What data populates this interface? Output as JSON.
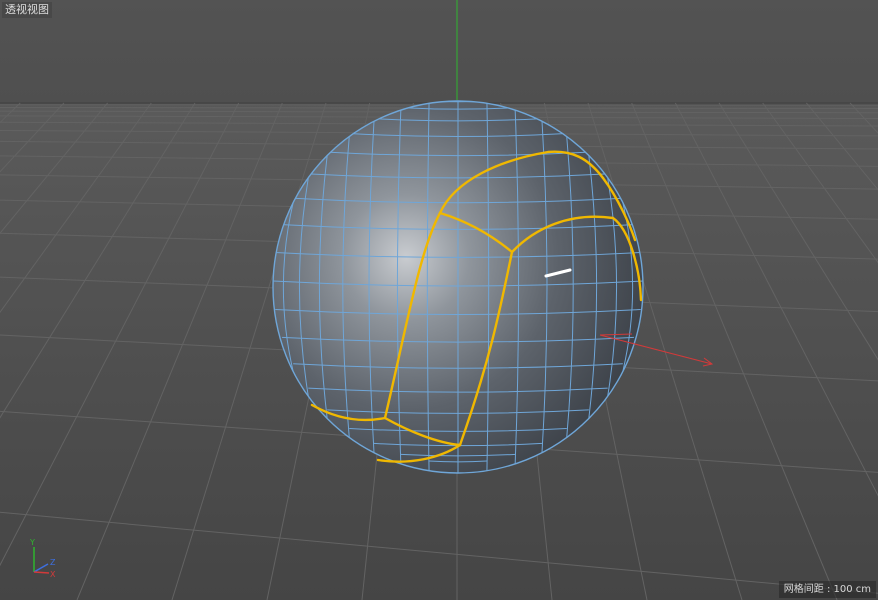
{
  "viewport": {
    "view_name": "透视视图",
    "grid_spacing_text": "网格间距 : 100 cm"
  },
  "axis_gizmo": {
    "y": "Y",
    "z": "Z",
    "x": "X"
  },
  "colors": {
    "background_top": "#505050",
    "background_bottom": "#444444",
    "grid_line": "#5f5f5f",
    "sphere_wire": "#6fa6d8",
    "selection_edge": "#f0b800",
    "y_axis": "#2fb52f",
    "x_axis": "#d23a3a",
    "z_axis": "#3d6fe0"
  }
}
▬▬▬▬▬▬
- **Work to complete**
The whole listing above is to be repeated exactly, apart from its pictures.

- **Answer space**
What data populates this interface? Output as JSON.
{
  "viewport": {
    "view_name": "透视视图",
    "grid_spacing_text": "网格间距 : 100 cm"
  },
  "axis_gizmo": {
    "y": "Y",
    "z": "Z",
    "x": "X"
  },
  "colors": {
    "background_top": "#505050",
    "background_bottom": "#444444",
    "grid_line": "#5f5f5f",
    "sphere_wire": "#6fa6d8",
    "selection_edge": "#f0b800",
    "y_axis": "#2fb52f",
    "x_axis": "#d23a3a",
    "z_axis": "#3d6fe0"
  }
}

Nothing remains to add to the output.